It's a joke that people who don't even have a graduate degree are deciding on our educational policies.

Whom would you rate higher - Nitish or Modi?

For Modi, I can only say that he gives us unrealistic hopes and dreams. He only advertises himself and wears costly suits.

The issue of inflation, black money or religious equality hasn't even been touched by him. His government has failed in tackling these issues.

As far as Nitish is concerned, he has done a lot of work regarding roads, electricity, infrastructure and the crime rate. But he too has failed in some sectors - he managed to get children to school but failed to give them a quality education. So, I will rate Nitish 7/10 and Modi 3/10.

So you will vote for the grand alliance?

No doubt, the mahagathbandhan (grand alliance) is my choice. Lalu was the one who taught us to take pride in 'Kandhe pe gamchha rakhna' (keeping the red cloth on the shoulder). Nitish has paved new avenues for schools, colleges and jobs.

Name the three things you want from the next government.

Bihar needs an industrial revolution, first and foremost. Then, there should be discrimination-free education for all, as well as proper health facilities. If these things are taken care of, nothing can stop Bihar from progressing.

Are you in favour of caste-based reservations?

Yes, I want them but I have a different perspective on them.

We see politicians like Lalu, (Ram Vilas) Paswan and (Jitan Ram) Manjhi run their political businesses for 20-30 years by playing the caste card. I think everyone should get an equal chance - different families from various castes should be given the opportunity to come into positions of power and progress.

Reservation should be in government tenders, so that even the lower castes can flourish in business.

Even in education, our competition is with private school students and the rich, who have the option of taking costly tuitions, which of course we can't afford. That's why we need reservation.

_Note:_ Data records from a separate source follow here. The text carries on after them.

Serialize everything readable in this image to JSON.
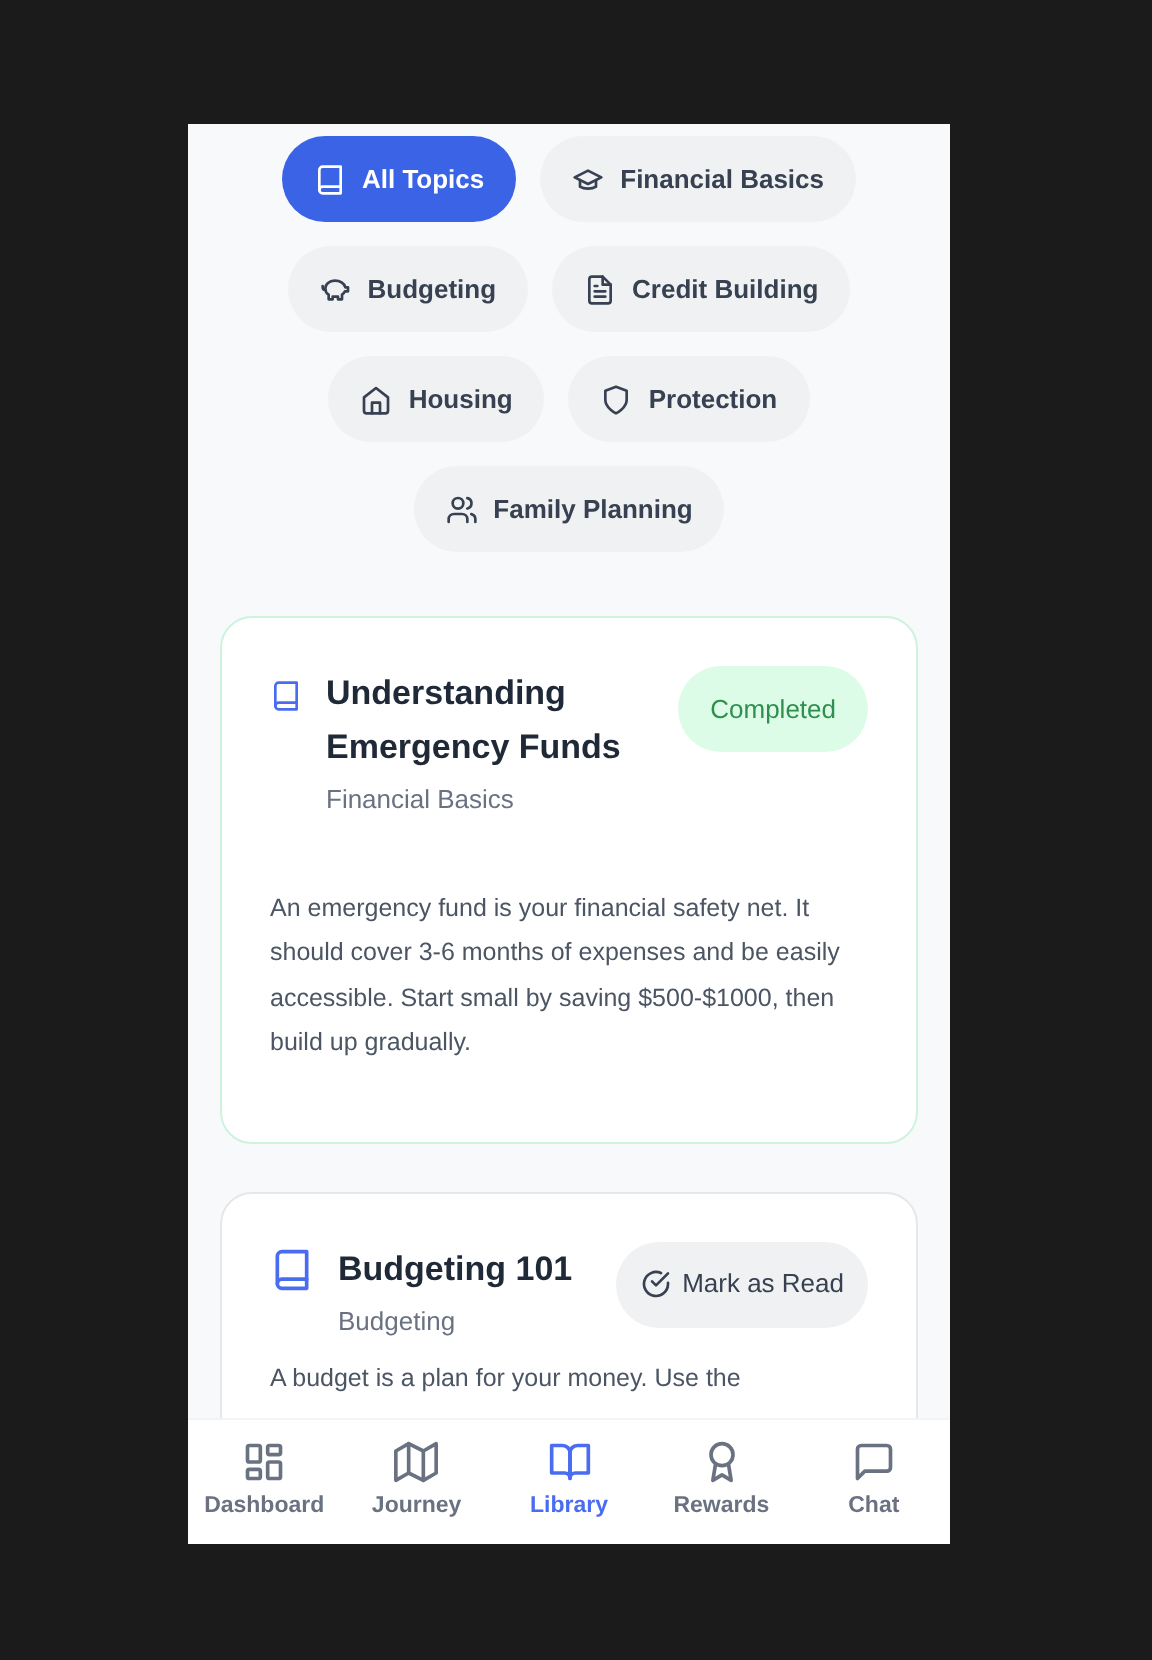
{
  "topics": [
    {
      "label": "All Topics",
      "selected": true
    },
    {
      "label": "Financial Basics",
      "selected": false
    },
    {
      "label": "Budgeting",
      "selected": false
    },
    {
      "label": "Credit Building",
      "selected": false
    },
    {
      "label": "Housing",
      "selected": false
    },
    {
      "label": "Protection",
      "selected": false
    },
    {
      "label": "Family Planning",
      "selected": false
    }
  ],
  "articles": [
    {
      "title": "Understanding Emergency Funds",
      "category": "Financial Basics",
      "completed": true,
      "status_label": "Completed",
      "body": "An emergency fund is your financial safety net. It should cover 3-6 months of expenses and be easily accessible. Start small by saving $500-$1000, then build up gradually."
    },
    {
      "title": "Budgeting 101",
      "category": "Budgeting",
      "completed": false,
      "status_label": "Mark as Read",
      "body": "A budget is a plan for your money. Use the"
    }
  ],
  "nav": [
    {
      "label": "Dashboard",
      "selected": false
    },
    {
      "label": "Journey",
      "selected": false
    },
    {
      "label": "Library",
      "selected": true
    },
    {
      "label": "Rewards",
      "selected": false
    },
    {
      "label": "Chat",
      "selected": false
    }
  ]
}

Also read: An ATM guard who's always with a book, and why he'll vote NOTA

Banka Silk founder Udayan Singh wants a third term for Nitish

Graduate Azra feels Modi isn't inclusive enough to vote for

Whoever comes to power must create jobs: front-office boy Divyanshu

Nitish is a better leader than Modi: Student politician Zeeshan

Nitish has ruined his chance by joining Lalu: Lakshmi, graduate, Muzzafarpur

There's little to choose between Modi and Nitish: wannabe cop Vinit argues for NOTA

First published: 8 October 2015, 9:32 IST
Shadab Moizee @shadabmoizee

A multimedia journalist at Catch, Shadab has an MA in Covergent Journalism from Jamia Millia Islamia. Interested in political and development stories, he brings the whole multimedia package to the table: photography, videography, editing and writing. You can read his satirical pieces at chakrview.wordpress.com